= Work item =
Each record must come back unchanged in your answer, stripped of its images.

(Data items)
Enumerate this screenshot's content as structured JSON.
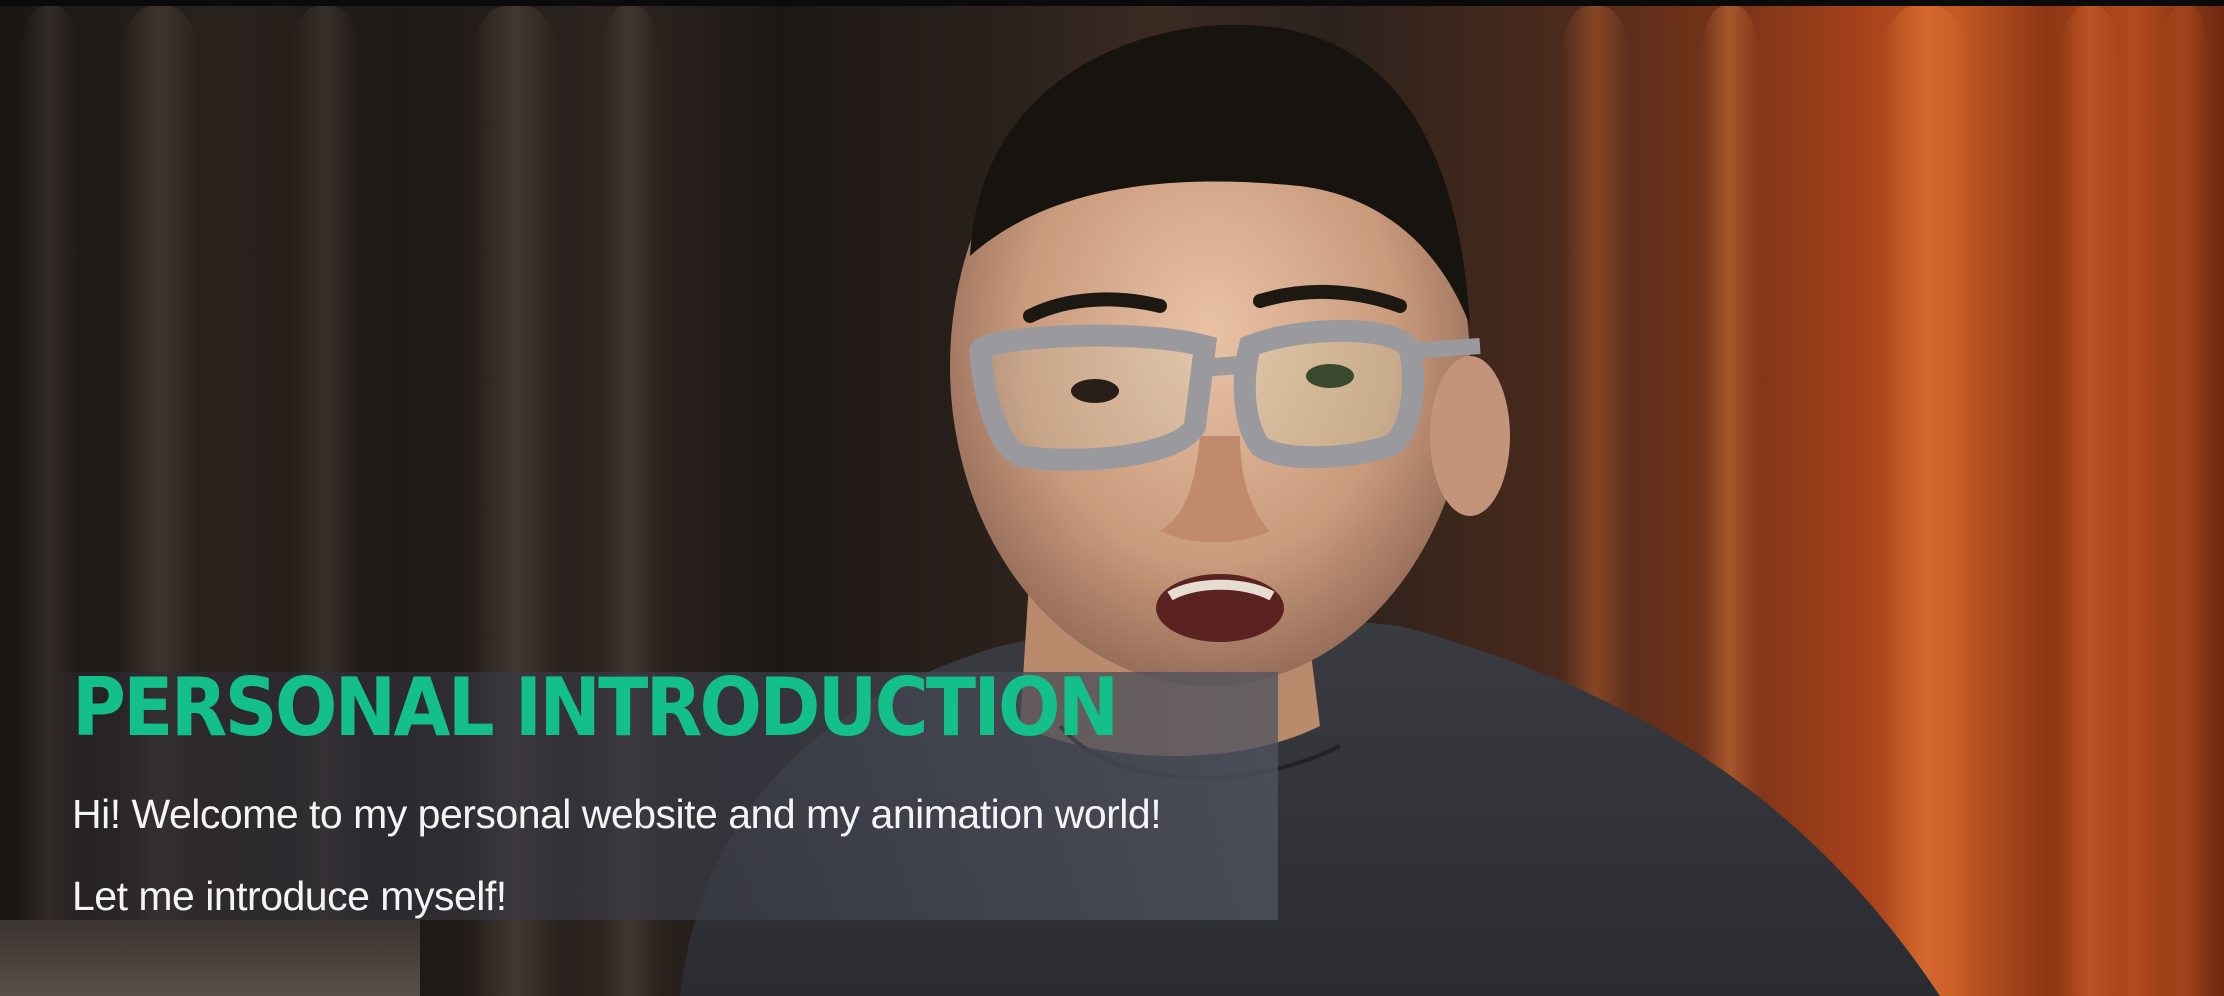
{
  "caption": {
    "title": "PERSONAL INTRODUCTION",
    "line1": "Hi! Welcome to my personal website and my animation world!",
    "line2": "Let me introduce myself!"
  },
  "colors": {
    "title": "#13c08a",
    "body_text": "#f4f4f4",
    "panel": "#4a4c58",
    "curtain_left": "#2a221d",
    "curtain_right": "#c45a24"
  }
}
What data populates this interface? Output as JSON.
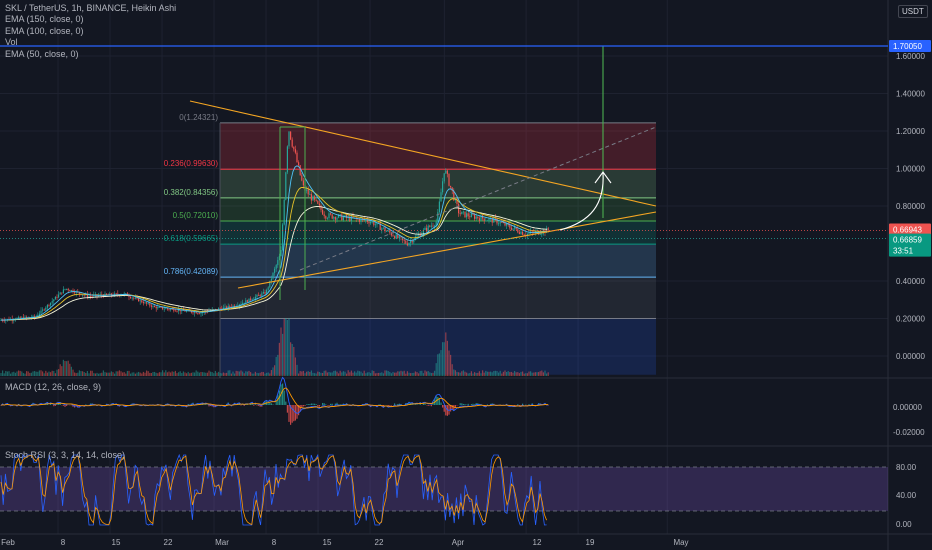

= Exercise solution =
Enumerate this screenshot's content as structured JSON.
{
  "caption": {
    "title": "PERSONAL INTRODUCTION",
    "line1": "Hi! Welcome to my personal website and my animation world!",
    "line2": "Let me introduce myself!"
  },
  "colors": {
    "title": "#13c08a",
    "body_text": "#f4f4f4",
    "panel": "#4a4c58",
    "curtain_left": "#2a221d",
    "curtain_right": "#c45a24"
  }
}
What data populates this interface? Output as JSON.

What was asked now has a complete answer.